UN Scientist Admits Study Overstated Impact of Livestock on Global Warming
A 2006 United Nations study claiming livestock production emits more carbon dioxide emissions than transportation overstates the impact of livestock production on global warming, one of the authors has admitted.
Dr. Frank Mitloehner, an associate professor at the University of California at Davis, has acknowledged the UN study calculated livestock carbon dioxide emissions more liberally than it calculated transportation emissions.
Authors of the UN study included in their livestock emissions calculations not only the carbon dioxide directly emitted by livestock, but also the carbon dioxide emitted as a result of land clearance, fertilizer production, and vehicle use associated with livestock production. On the other hand, the UN study did not include similar related emissions in its assessment of transportation.
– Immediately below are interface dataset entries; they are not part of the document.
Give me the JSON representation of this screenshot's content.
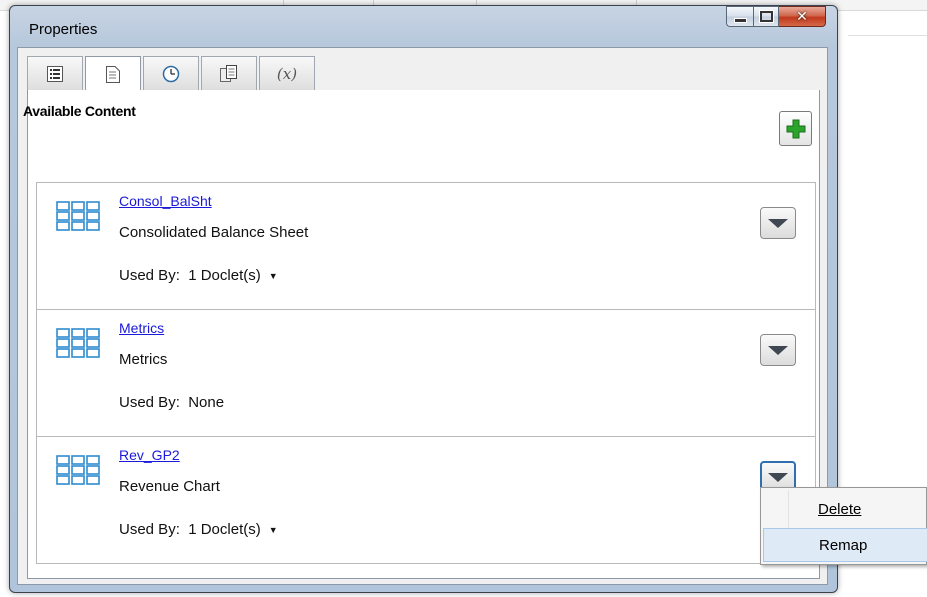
{
  "window": {
    "title": "Properties"
  },
  "tabs": [
    {
      "name": "list-icon"
    },
    {
      "name": "document-icon"
    },
    {
      "name": "clock-icon"
    },
    {
      "name": "copy-document-icon"
    },
    {
      "name": "variable-icon",
      "label": "(x)"
    }
  ],
  "section": {
    "title": "Available Content"
  },
  "items": [
    {
      "link": "Consol_BalSht",
      "desc": "Consolidated Balance Sheet",
      "used_by_label": "Used By:",
      "used_by_value": "1 Doclet(s)",
      "has_dropdown": true
    },
    {
      "link": "Metrics",
      "desc": "Metrics",
      "used_by_label": "Used By:",
      "used_by_value": "None",
      "has_dropdown": false
    },
    {
      "link": "Rev_GP2",
      "desc": "Revenue Chart",
      "used_by_label": "Used By:",
      "used_by_value": "1 Doclet(s)",
      "has_dropdown": true
    }
  ],
  "context_menu": {
    "items": [
      "Delete",
      "Remap"
    ],
    "hovered": "Remap"
  },
  "colors": {
    "link": "#1a1ad8",
    "icon_blue": "#2e8bd0",
    "add_green": "#2aa42a",
    "close_red": "#c0391c"
  }
}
“I must say honestly that he [Mitloehner] has a point – we factored in everything for meat emissions, and we didn’t do the same thing with transport,” Pierre Gerber, a policy officer with the UN Food and Agriculture Organization, told the BBC News.
Gerber, nevertheless, said the flaw in calculating relative carbon dioxide emissions does not call the rest of the study into question.
The UN study, Livestock’s Long Shadow, asserts livestock production is one of most environmentally damaging activities on the planet. The study claims “the livestock sector emerges as one of the top two or three most significant contributors to the most serious environmental problems, at every scale from local to global."
"At virtually each step of the livestock production process substances contributing to climate change or air pollution are emitted into the atmosphere, or their sequestration in other reservoirs is hampered,” argues the study.
Environmental activists and anti-meat groups have seized upon these claims to advocate restrictions on livestock production and meat consumption.